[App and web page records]
* * * * * * *

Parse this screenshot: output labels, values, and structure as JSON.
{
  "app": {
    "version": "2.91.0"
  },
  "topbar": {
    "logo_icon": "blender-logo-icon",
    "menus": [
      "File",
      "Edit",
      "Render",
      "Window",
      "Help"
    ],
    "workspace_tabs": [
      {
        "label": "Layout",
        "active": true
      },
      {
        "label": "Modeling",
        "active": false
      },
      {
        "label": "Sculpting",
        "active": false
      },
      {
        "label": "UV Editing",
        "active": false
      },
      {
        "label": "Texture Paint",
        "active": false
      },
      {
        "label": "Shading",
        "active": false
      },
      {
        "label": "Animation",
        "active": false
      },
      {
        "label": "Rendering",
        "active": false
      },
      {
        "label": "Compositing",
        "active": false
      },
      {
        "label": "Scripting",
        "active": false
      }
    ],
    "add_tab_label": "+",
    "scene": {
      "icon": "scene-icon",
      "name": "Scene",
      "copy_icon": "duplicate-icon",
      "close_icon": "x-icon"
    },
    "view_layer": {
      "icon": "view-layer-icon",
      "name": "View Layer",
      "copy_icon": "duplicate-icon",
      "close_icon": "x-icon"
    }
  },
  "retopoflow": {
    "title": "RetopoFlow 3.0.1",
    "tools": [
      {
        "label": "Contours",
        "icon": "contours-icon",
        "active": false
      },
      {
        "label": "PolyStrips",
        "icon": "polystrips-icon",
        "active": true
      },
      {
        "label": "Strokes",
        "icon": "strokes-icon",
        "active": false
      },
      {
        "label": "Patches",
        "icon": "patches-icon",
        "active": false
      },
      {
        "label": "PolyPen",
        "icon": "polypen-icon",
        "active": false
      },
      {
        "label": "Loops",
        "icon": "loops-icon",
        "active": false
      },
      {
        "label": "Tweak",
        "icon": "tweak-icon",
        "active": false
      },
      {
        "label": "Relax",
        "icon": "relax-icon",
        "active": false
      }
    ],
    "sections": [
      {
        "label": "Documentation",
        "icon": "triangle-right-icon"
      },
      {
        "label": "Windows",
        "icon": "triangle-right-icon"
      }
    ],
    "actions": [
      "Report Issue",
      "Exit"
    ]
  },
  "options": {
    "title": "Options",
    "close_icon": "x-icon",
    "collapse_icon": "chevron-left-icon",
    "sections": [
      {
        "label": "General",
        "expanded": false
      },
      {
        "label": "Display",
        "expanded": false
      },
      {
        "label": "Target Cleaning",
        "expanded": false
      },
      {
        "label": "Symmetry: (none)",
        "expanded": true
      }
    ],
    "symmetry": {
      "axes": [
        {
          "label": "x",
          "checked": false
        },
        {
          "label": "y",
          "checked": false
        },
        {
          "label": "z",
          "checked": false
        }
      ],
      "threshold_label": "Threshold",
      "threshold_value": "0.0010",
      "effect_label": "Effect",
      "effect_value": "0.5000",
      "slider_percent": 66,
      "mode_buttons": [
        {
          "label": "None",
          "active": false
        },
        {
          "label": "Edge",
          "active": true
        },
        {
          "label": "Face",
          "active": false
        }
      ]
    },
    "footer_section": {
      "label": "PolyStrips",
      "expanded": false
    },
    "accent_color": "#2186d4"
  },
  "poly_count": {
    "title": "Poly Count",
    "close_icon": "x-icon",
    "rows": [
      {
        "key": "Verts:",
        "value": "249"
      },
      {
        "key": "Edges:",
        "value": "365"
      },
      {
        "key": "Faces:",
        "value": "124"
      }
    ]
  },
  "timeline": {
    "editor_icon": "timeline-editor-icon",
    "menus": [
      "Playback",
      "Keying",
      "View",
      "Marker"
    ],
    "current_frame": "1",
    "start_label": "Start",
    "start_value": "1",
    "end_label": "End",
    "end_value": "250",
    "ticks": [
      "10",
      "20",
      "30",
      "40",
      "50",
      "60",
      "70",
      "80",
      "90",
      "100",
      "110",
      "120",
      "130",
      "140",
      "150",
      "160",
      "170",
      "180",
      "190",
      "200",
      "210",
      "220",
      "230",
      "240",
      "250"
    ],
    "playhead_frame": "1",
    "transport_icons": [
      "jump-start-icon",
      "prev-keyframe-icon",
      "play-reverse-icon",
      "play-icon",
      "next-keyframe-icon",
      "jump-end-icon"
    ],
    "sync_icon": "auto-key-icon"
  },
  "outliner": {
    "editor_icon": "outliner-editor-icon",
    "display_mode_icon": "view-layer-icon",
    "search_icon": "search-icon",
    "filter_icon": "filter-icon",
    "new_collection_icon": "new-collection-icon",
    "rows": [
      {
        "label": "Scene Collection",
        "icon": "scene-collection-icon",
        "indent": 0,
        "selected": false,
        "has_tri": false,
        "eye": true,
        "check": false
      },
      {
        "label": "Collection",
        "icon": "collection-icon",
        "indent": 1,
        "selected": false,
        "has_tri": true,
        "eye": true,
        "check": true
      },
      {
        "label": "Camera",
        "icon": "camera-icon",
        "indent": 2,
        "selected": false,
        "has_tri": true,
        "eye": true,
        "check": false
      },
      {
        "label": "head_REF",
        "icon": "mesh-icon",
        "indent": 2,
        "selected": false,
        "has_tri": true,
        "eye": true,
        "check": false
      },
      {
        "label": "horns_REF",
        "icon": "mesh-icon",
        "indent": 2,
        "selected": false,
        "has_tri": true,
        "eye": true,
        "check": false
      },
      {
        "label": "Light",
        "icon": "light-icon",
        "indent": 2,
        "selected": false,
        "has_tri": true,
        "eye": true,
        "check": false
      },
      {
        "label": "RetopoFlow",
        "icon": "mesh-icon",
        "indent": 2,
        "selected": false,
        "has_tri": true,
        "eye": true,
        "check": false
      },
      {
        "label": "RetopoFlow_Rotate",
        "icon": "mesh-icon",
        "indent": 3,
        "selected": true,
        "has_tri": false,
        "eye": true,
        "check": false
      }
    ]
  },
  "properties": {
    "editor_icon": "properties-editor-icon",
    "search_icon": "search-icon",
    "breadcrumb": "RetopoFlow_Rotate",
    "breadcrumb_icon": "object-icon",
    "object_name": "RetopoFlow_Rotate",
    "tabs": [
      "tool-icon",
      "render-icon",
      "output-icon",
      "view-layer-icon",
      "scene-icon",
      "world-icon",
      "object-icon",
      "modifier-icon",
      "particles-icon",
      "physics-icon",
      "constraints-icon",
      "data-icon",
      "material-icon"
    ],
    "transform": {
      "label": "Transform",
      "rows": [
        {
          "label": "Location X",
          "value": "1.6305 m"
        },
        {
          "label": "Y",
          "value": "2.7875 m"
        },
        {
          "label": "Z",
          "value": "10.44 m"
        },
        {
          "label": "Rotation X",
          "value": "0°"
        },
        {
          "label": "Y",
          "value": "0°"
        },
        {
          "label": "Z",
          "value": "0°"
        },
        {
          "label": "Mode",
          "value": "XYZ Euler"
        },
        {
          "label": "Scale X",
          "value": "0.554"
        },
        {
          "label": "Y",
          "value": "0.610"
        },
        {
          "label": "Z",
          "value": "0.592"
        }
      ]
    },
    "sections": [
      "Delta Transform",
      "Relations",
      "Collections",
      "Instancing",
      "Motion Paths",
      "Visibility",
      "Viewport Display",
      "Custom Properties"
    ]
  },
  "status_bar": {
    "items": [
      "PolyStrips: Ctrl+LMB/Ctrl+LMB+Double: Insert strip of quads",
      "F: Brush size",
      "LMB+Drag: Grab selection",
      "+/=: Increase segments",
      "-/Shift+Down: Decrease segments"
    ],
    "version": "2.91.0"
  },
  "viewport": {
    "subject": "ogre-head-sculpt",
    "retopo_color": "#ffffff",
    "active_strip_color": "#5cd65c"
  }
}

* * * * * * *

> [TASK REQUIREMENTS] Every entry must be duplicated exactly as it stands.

> [OUTPUT]
Parse this screenshot: output labels, values, and structure as JSON.
{
  "app": {
    "version": "2.91.0"
  },
  "topbar": {
    "logo_icon": "blender-logo-icon",
    "menus": [
      "File",
      "Edit",
      "Render",
      "Window",
      "Help"
    ],
    "workspace_tabs": [
      {
        "label": "Layout",
        "active": true
      },
      {
        "label": "Modeling",
        "active": false
      },
      {
        "label": "Sculpting",
        "active": false
      },
      {
        "label": "UV Editing",
        "active": false
      },
      {
        "label": "Texture Paint",
        "active": false
      },
      {
        "label": "Shading",
        "active": false
      },
      {
        "label": "Animation",
        "active": false
      },
      {
        "label": "Rendering",
        "active": false
      },
      {
        "label": "Compositing",
        "active": false
      },
      {
        "label": "Scripting",
        "active": false
      }
    ],
    "add_tab_label": "+",
    "scene": {
      "icon": "scene-icon",
      "name": "Scene",
      "copy_icon": "duplicate-icon",
      "close_icon": "x-icon"
    },
    "view_layer": {
      "icon": "view-layer-icon",
      "name": "View Layer",
      "copy_icon": "duplicate-icon",
      "close_icon": "x-icon"
    }
  },
  "retopoflow": {
    "title": "RetopoFlow 3.0.1",
    "tools": [
      {
        "label": "Contours",
        "icon": "contours-icon",
        "active": false
      },
      {
        "label": "PolyStrips",
        "icon": "polystrips-icon",
        "active": true
      },
      {
        "label": "Strokes",
        "icon": "strokes-icon",
        "active": false
      },
      {
        "label": "Patches",
        "icon": "patches-icon",
        "active": false
      },
      {
        "label": "PolyPen",
        "icon": "polypen-icon",
        "active": false
      },
      {
        "label": "Loops",
        "icon": "loops-icon",
        "active": false
      },
      {
        "label": "Tweak",
        "icon": "tweak-icon",
        "active": false
      },
      {
        "label": "Relax",
        "icon": "relax-icon",
        "active": false
      }
    ],
    "sections": [
      {
        "label": "Documentation",
        "icon": "triangle-right-icon"
      },
      {
        "label": "Windows",
        "icon": "triangle-right-icon"
      }
    ],
    "actions": [
      "Report Issue",
      "Exit"
    ]
  },
  "options": {
    "title": "Options",
    "close_icon": "x-icon",
    "collapse_icon": "chevron-left-icon",
    "sections": [
      {
        "label": "General",
        "expanded": false
      },
      {
        "label": "Display",
        "expanded": false
      },
      {
        "label": "Target Cleaning",
        "expanded": false
      },
      {
        "label": "Symmetry: (none)",
        "expanded": true
      }
    ],
    "symmetry": {
      "axes": [
        {
          "label": "x",
          "checked": false
        },
        {
          "label": "y",
          "checked": false
        },
        {
          "label": "z",
          "checked": false
        }
      ],
      "threshold_label": "Threshold",
      "threshold_value": "0.0010",
      "effect_label": "Effect",
      "effect_value": "0.5000",
      "slider_percent": 66,
      "mode_buttons": [
        {
          "label": "None",
          "active": false
        },
        {
          "label": "Edge",
          "active": true
        },
        {
          "label": "Face",
          "active": false
        }
      ]
    },
    "footer_section": {
      "label": "PolyStrips",
      "expanded": false
    },
    "accent_color": "#2186d4"
  },
  "poly_count": {
    "title": "Poly Count",
    "close_icon": "x-icon",
    "rows": [
      {
        "key": "Verts:",
        "value": "249"
      },
      {
        "key": "Edges:",
        "value": "365"
      },
      {
        "key": "Faces:",
        "value": "124"
      }
    ]
  },
  "timeline": {
    "editor_icon": "timeline-editor-icon",
    "menus": [
      "Playback",
      "Keying",
      "View",
      "Marker"
    ],
    "current_frame": "1",
    "start_label": "Start",
    "start_value": "1",
    "end_label": "End",
    "end_value": "250",
    "ticks": [
      "10",
      "20",
      "30",
      "40",
      "50",
      "60",
      "70",
      "80",
      "90",
      "100",
      "110",
      "120",
      "130",
      "140",
      "150",
      "160",
      "170",
      "180",
      "190",
      "200",
      "210",
      "220",
      "230",
      "240",
      "250"
    ],
    "playhead_frame": "1",
    "transport_icons": [
      "jump-start-icon",
      "prev-keyframe-icon",
      "play-reverse-icon",
      "play-icon",
      "next-keyframe-icon",
      "jump-end-icon"
    ],
    "sync_icon": "auto-key-icon"
  },
  "outliner": {
    "editor_icon": "outliner-editor-icon",
    "display_mode_icon": "view-layer-icon",
    "search_icon": "search-icon",
    "filter_icon": "filter-icon",
    "new_collection_icon": "new-collection-icon",
    "rows": [
      {
        "label": "Scene Collection",
        "icon": "scene-collection-icon",
        "indent": 0,
        "selected": false,
        "has_tri": false,
        "eye": true,
        "check": false
      },
      {
        "label": "Collection",
        "icon": "collection-icon",
        "indent": 1,
        "selected": false,
        "has_tri": true,
        "eye": true,
        "check": true
      },
      {
        "label": "Camera",
        "icon": "camera-icon",
        "indent": 2,
        "selected": false,
        "has_tri": true,
        "eye": true,
        "check": false
      },
      {
        "label": "head_REF",
        "icon": "mesh-icon",
        "indent": 2,
        "selected": false,
        "has_tri": true,
        "eye": true,
        "check": false
      },
      {
        "label": "horns_REF",
        "icon": "mesh-icon",
        "indent": 2,
        "selected": false,
        "has_tri": true,
        "eye": true,
        "check": false
      },
      {
        "label": "Light",
        "icon": "light-icon",
        "indent": 2,
        "selected": false,
        "has_tri": true,
        "eye": true,
        "check": false
      },
      {
        "label": "RetopoFlow",
        "icon": "mesh-icon",
        "indent": 2,
        "selected": false,
        "has_tri": true,
        "eye": true,
        "check": false
      },
      {
        "label": "RetopoFlow_Rotate",
        "icon": "mesh-icon",
        "indent": 3,
        "selected": true,
        "has_tri": false,
        "eye": true,
        "check": false
      }
    ]
  },
  "properties": {
    "editor_icon": "properties-editor-icon",
    "search_icon": "search-icon",
    "breadcrumb": "RetopoFlow_Rotate",
    "breadcrumb_icon": "object-icon",
    "object_name": "RetopoFlow_Rotate",
    "tabs": [
      "tool-icon",
      "render-icon",
      "output-icon",
      "view-layer-icon",
      "scene-icon",
      "world-icon",
      "object-icon",
      "modifier-icon",
      "particles-icon",
      "physics-icon",
      "constraints-icon",
      "data-icon",
      "material-icon"
    ],
    "transform": {
      "label": "Transform",
      "rows": [
        {
          "label": "Location X",
          "value": "1.6305 m"
        },
        {
          "label": "Y",
          "value": "2.7875 m"
        },
        {
          "label": "Z",
          "value": "10.44 m"
        },
        {
          "label": "Rotation X",
          "value": "0°"
        },
        {
          "label": "Y",
          "value": "0°"
        },
        {
          "label": "Z",
          "value": "0°"
        },
        {
          "label": "Mode",
          "value": "XYZ Euler"
        },
        {
          "label": "Scale X",
          "value": "0.554"
        },
        {
          "label": "Y",
          "value": "0.610"
        },
        {
          "label": "Z",
          "value": "0.592"
        }
      ]
    },
    "sections": [
      "Delta Transform",
      "Relations",
      "Collections",
      "Instancing",
      "Motion Paths",
      "Visibility",
      "Viewport Display",
      "Custom Properties"
    ]
  },
  "status_bar": {
    "items": [
      "PolyStrips: Ctrl+LMB/Ctrl+LMB+Double: Insert strip of quads",
      "F: Brush size",
      "LMB+Drag: Grab selection",
      "+/=: Increase segments",
      "-/Shift+Down: Decrease segments"
    ],
    "version": "2.91.0"
  },
  "viewport": {
    "subject": "ogre-head-sculpt",
    "retopo_color": "#ffffff",
    "active_strip_color": "#5cd65c"
  }
}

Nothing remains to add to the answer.